“Year-over-year, we have seen that debt carries negative mental health impacts and can leave people feeling like their financial goals are simply out of reach,” said Lunny.
When asked to rate the perceived joy they would receive from various financial achievements, two in three Canadians place escaping debt first or second overall, followed at a distance by having a sufficient nest egg for retirement.
How can Canadians reduce debt? Making adjustments to non-essential spending is a clear area of opportunity. What it looks like to individual Canadians varies by demographic. Millennials are much more willing to sacrifice dining out when compared to those over 35 years. Women are about twice as likely when compared to men (16 per cent) to say they would stop shopping for non-essential goods and services to reduce their debts. Men and those 35 and up are most willing to give up travelling.
The results show that three in 10 say that their debt is under control and they don’t need any help to effectively control it. Others say that more effective ways to keep track of their debt and more information on ways to curb spending and reduce debts would be helpful. That is why Manulife Bank has developed intuitive tools built into its new Manulife All-In Banking Package™ to help Canadians save and manage their money better. This includes Savings Sweeps, which automatically moves excess money into your savings account each night and insights that make it easy to see spending, savings, and balances all in one place.
Learn more about the Manulife Bank of Canada Debt Survey by visiting: www.manulifebank.ca/debtresearch.
1. CBC: Child-care costs ‘astronomical’ in most of Canada, despite progress in some provinces (Feb. 7, 2019)
2. Generation Squeeze: Straddling The Gap: A Troubling Portrait Of Home Prices, Earnings And Affordability For Younger Canadians (June 2019)
About the Survey
The Manulife Bank of Canada poll surveyed 2,003 Canadians in all provinces between ages 20 and 69 with household income of more than $40,000. The survey was conducted online by Ipsos between April 17 to April 22, 2019. National results were weighted by gender, age, region and education. This survey has a credibility interval of +/- 2.5 per cent 19 times out of 20, of what the results would have been had all Canadian adults between the ages of 20 and 69 been surveyed.
About Manulife Bank
Established in 1993, Manulife Bank was the first federally regulated bank opened by an insurance company in Canada.

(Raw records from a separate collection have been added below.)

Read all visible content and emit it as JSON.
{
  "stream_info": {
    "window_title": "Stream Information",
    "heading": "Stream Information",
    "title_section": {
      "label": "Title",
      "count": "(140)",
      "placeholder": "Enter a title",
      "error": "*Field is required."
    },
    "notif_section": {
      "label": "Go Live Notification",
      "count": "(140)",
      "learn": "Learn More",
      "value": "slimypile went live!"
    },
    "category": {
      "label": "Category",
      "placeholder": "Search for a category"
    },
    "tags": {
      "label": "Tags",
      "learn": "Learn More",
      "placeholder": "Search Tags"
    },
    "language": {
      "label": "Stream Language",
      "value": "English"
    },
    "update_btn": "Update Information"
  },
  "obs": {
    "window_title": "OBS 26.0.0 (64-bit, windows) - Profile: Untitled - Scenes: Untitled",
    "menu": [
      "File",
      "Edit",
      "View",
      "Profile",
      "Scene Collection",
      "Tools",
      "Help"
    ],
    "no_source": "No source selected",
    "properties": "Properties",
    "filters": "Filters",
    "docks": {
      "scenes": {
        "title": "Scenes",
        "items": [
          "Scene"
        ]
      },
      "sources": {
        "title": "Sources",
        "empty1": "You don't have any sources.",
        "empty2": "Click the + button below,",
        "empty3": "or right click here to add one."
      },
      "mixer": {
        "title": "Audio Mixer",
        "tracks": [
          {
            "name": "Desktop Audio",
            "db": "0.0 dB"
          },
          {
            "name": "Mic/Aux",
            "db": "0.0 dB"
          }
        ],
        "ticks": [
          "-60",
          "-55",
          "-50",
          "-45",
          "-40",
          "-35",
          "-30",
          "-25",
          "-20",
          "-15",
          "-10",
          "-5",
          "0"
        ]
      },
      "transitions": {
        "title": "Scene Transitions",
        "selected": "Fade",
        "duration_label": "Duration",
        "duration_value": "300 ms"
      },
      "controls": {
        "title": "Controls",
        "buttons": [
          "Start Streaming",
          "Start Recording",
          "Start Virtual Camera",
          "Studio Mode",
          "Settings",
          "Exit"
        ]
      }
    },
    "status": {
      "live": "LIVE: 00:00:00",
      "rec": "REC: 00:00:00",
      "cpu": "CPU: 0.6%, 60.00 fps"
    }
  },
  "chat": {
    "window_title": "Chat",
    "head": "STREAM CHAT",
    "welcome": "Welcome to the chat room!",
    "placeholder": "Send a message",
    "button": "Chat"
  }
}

It is a Schedule 1 federally chartered bank and a wholly-owned subsidiary of Manulife. As Canada’s first advisor-based bank, it has successfully grown to more than $22 billion in assets and serves clients across Canada.
Manulife Financial Corporation is a leading international financial services group that helps people make their decisions easier and lives better. We operate primarily as John Hancock in the United States and Manulife elsewhere. We provide financial advice, insurance, as well as wealth and asset management solutions for individuals, groups and institutions. At the end of 2018, we had more than 34,000 employees, over 82,000 agents, and thousands of distribution partners, serving almost 28 million customers. As of March 31, 2019, we had over $1.1 trillion (US$849 billion) in assets under management and administration, and in the previous 12 months we made $29.4 billion in payments to our customers. Our principal operations in Asia, Canada and the United States are where we have served customers for more than 100 years. With our global headquarters in Toronto, Canada, we trade as ‘MFC’ on the Toronto, New York, and the Philippine stock exchanges and under ‘945’ in Hong Kong. For more information, visit www.manulife.com.
Source: Manulife Financial CorporationTags: debt, Manulife